#### YOUR ASSIGNMENT:
Write down the listing again exactly as it appears below, without its pictures.

#### WORKING DATA:
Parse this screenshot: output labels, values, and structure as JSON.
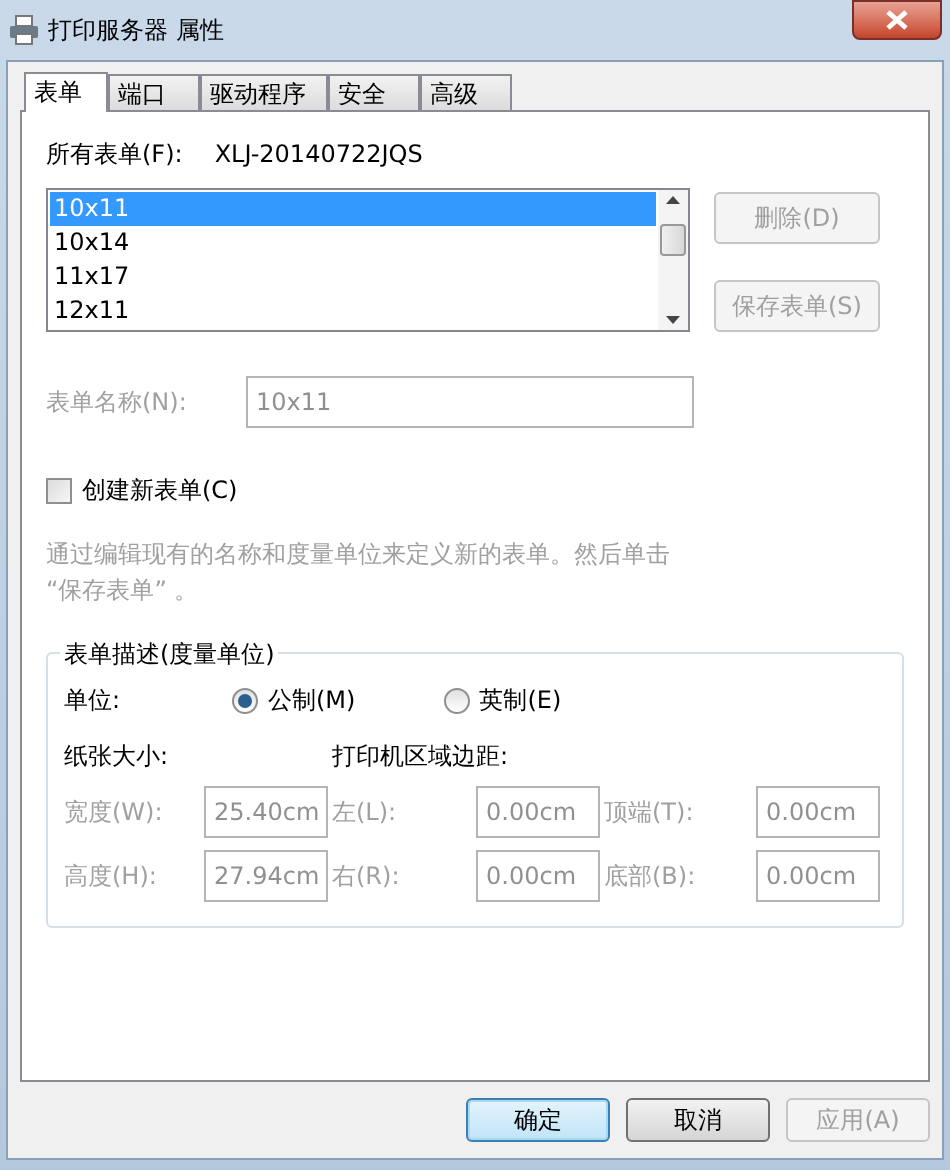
{
  "window": {
    "title": "打印服务器 属性"
  },
  "tabs": [
    {
      "label": "表单",
      "selected": true
    },
    {
      "label": "端口",
      "selected": false
    },
    {
      "label": "驱动程序",
      "selected": false
    },
    {
      "label": "安全",
      "selected": false
    },
    {
      "label": "高级",
      "selected": false
    }
  ],
  "forms_label": "所有表单(F):",
  "server_name": "XLJ-20140722JQS",
  "forms": [
    {
      "label": "10x11",
      "selected": true
    },
    {
      "label": "10x14",
      "selected": false
    },
    {
      "label": "11x17",
      "selected": false
    },
    {
      "label": "12x11",
      "selected": false
    }
  ],
  "form_buttons": [
    {
      "label": "删除(D)",
      "disabled": true
    },
    {
      "label": "保存表单(S)",
      "disabled": true
    }
  ],
  "form_name": {
    "label": "表单名称(N):",
    "value": "10x11",
    "disabled": true
  },
  "create_new": {
    "label": "创建新表单(C)",
    "checked": false
  },
  "description": "通过编辑现有的名称和度量单位来定义新的表单。然后单击 “保存表单” 。",
  "group": {
    "title": "表单描述(度量单位)",
    "units_label": "单位:",
    "units": [
      {
        "label": "公制(M)",
        "selected": true
      },
      {
        "label": "英制(E)",
        "selected": false
      }
    ],
    "paper_label": "纸张大小:",
    "margin_label": "打印机区域边距:",
    "fields": [
      {
        "label": "宽度(W):",
        "value": "25.40cm",
        "disabled": true
      },
      {
        "label": "左(L):",
        "value": "0.00cm",
        "disabled": true
      },
      {
        "label": "顶端(T):",
        "value": "0.00cm",
        "disabled": true
      },
      {
        "label": "高度(H):",
        "value": "27.94cm",
        "disabled": true
      },
      {
        "label": "右(R):",
        "value": "0.00cm",
        "disabled": true
      },
      {
        "label": "底部(B):",
        "value": "0.00cm",
        "disabled": true
      }
    ]
  },
  "footer_buttons": [
    {
      "label": "确定",
      "kind": "default",
      "disabled": false
    },
    {
      "label": "取消",
      "kind": "normal",
      "disabled": false
    },
    {
      "label": "应用(A)",
      "kind": "normal",
      "disabled": true
    }
  ]
}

#### ANSWER FOR THE TASK:
Parse this screenshot: output labels, values, and structure as JSON.
{
  "window": {
    "title": "打印服务器 属性"
  },
  "tabs": [
    {
      "label": "表单",
      "selected": true
    },
    {
      "label": "端口",
      "selected": false
    },
    {
      "label": "驱动程序",
      "selected": false
    },
    {
      "label": "安全",
      "selected": false
    },
    {
      "label": "高级",
      "selected": false
    }
  ],
  "forms_label": "所有表单(F):",
  "server_name": "XLJ-20140722JQS",
  "forms": [
    {
      "label": "10x11",
      "selected": true
    },
    {
      "label": "10x14",
      "selected": false
    },
    {
      "label": "11x17",
      "selected": false
    },
    {
      "label": "12x11",
      "selected": false
    }
  ],
  "form_buttons": [
    {
      "label": "删除(D)",
      "disabled": true
    },
    {
      "label": "保存表单(S)",
      "disabled": true
    }
  ],
  "form_name": {
    "label": "表单名称(N):",
    "value": "10x11",
    "disabled": true
  },
  "create_new": {
    "label": "创建新表单(C)",
    "checked": false
  },
  "description": "通过编辑现有的名称和度量单位来定义新的表单。然后单击 “保存表单” 。",
  "group": {
    "title": "表单描述(度量单位)",
    "units_label": "单位:",
    "units": [
      {
        "label": "公制(M)",
        "selected": true
      },
      {
        "label": "英制(E)",
        "selected": false
      }
    ],
    "paper_label": "纸张大小:",
    "margin_label": "打印机区域边距:",
    "fields": [
      {
        "label": "宽度(W):",
        "value": "25.40cm",
        "disabled": true
      },
      {
        "label": "左(L):",
        "value": "0.00cm",
        "disabled": true
      },
      {
        "label": "顶端(T):",
        "value": "0.00cm",
        "disabled": true
      },
      {
        "label": "高度(H):",
        "value": "27.94cm",
        "disabled": true
      },
      {
        "label": "右(R):",
        "value": "0.00cm",
        "disabled": true
      },
      {
        "label": "底部(B):",
        "value": "0.00cm",
        "disabled": true
      }
    ]
  },
  "footer_buttons": [
    {
      "label": "确定",
      "kind": "default",
      "disabled": false
    },
    {
      "label": "取消",
      "kind": "normal",
      "disabled": false
    },
    {
      "label": "应用(A)",
      "kind": "normal",
      "disabled": true
    }
  ]
}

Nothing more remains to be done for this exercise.